Activity:
The whole listing is to be restated, character for character.

Records supplied:

____________

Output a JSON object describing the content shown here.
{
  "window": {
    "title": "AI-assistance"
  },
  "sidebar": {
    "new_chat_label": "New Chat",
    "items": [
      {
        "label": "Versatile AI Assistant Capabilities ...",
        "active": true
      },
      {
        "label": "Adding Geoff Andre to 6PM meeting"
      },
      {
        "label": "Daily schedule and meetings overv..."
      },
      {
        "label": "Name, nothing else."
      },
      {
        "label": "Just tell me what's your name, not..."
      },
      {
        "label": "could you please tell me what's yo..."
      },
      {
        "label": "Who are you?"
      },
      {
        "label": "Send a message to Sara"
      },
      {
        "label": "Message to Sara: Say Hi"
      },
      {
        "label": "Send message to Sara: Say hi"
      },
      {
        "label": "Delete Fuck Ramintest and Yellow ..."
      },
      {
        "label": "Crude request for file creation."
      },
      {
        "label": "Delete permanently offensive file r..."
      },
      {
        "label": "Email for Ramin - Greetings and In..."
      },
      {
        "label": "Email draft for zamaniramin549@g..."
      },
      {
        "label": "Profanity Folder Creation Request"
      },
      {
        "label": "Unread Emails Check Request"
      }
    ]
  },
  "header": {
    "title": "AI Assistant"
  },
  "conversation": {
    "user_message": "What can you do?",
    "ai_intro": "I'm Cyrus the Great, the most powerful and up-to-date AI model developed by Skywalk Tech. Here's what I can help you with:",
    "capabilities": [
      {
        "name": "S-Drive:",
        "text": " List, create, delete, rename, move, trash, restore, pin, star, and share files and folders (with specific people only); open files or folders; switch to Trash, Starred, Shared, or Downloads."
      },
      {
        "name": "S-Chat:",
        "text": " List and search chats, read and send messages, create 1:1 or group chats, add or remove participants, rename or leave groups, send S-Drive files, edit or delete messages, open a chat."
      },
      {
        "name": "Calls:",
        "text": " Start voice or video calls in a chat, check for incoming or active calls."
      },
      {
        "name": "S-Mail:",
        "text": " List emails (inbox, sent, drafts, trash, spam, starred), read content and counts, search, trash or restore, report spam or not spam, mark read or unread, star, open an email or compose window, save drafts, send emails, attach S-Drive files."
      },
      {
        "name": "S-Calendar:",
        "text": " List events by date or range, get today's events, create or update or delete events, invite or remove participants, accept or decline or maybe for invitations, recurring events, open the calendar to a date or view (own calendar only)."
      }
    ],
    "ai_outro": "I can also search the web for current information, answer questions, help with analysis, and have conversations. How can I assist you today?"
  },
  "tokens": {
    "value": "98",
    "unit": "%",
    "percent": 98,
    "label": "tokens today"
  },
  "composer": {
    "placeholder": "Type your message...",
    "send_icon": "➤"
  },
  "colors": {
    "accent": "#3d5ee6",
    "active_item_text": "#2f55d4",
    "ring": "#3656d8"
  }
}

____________

Answer to this problem:
Output a JSON object describing the content shown here.
{
  "window": {
    "title": "AI-assistance"
  },
  "sidebar": {
    "new_chat_label": "New Chat",
    "items": [
      {
        "label": "Versatile AI Assistant Capabilities ...",
        "active": true
      },
      {
        "label": "Adding Geoff Andre to 6PM meeting"
      },
      {
        "label": "Daily schedule and meetings overv..."
      },
      {
        "label": "Name, nothing else."
      },
      {
        "label": "Just tell me what's your name, not..."
      },
      {
        "label": "could you please tell me what's yo..."
      },
      {
        "label": "Who are you?"
      },
      {
        "label": "Send a message to Sara"
      },
      {
        "label": "Message to Sara: Say Hi"
      },
      {
        "label": "Send message to Sara: Say hi"
      },
      {
        "label": "Delete Fuck Ramintest and Yellow ..."
      },
      {
        "label": "Crude request for file creation."
      },
      {
        "label": "Delete permanently offensive file r..."
      },
      {
        "label": "Email for Ramin - Greetings and In..."
      },
      {
        "label": "Email draft for zamaniramin549@g..."
      },
      {
        "label": "Profanity Folder Creation Request"
      },
      {
        "label": "Unread Emails Check Request"
      }
    ]
  },
  "header": {
    "title": "AI Assistant"
  },
  "conversation": {
    "user_message": "What can you do?",
    "ai_intro": "I'm Cyrus the Great, the most powerful and up-to-date AI model developed by Skywalk Tech. Here's what I can help you with:",
    "capabilities": [
      {
        "name": "S-Drive:",
        "text": " List, create, delete, rename, move, trash, restore, pin, star, and share files and folders (with specific people only); open files or folders; switch to Trash, Starred, Shared, or Downloads."
      },
      {
        "name": "S-Chat:",
        "text": " List and search chats, read and send messages, create 1:1 or group chats, add or remove participants, rename or leave groups, send S-Drive files, edit or delete messages, open a chat."
      },
      {
        "name": "Calls:",
        "text": " Start voice or video calls in a chat, check for incoming or active calls."
      },
      {
        "name": "S-Mail:",
        "text": " List emails (inbox, sent, drafts, trash, spam, starred), read content and counts, search, trash or restore, report spam or not spam, mark read or unread, star, open an email or compose window, save drafts, send emails, attach S-Drive files."
      },
      {
        "name": "S-Calendar:",
        "text": " List events by date or range, get today's events, create or update or delete events, invite or remove participants, accept or decline or maybe for invitations, recurring events, open the calendar to a date or view (own calendar only)."
      }
    ],
    "ai_outro": "I can also search the web for current information, answer questions, help with analysis, and have conversations. How can I assist you today?"
  },
  "tokens": {
    "value": "98",
    "unit": "%",
    "percent": 98,
    "label": "tokens today"
  },
  "composer": {
    "placeholder": "Type your message...",
    "send_icon": "➤"
  },
  "colors": {
    "accent": "#3d5ee6",
    "active_item_text": "#2f55d4",
    "ring": "#3656d8"
  }
}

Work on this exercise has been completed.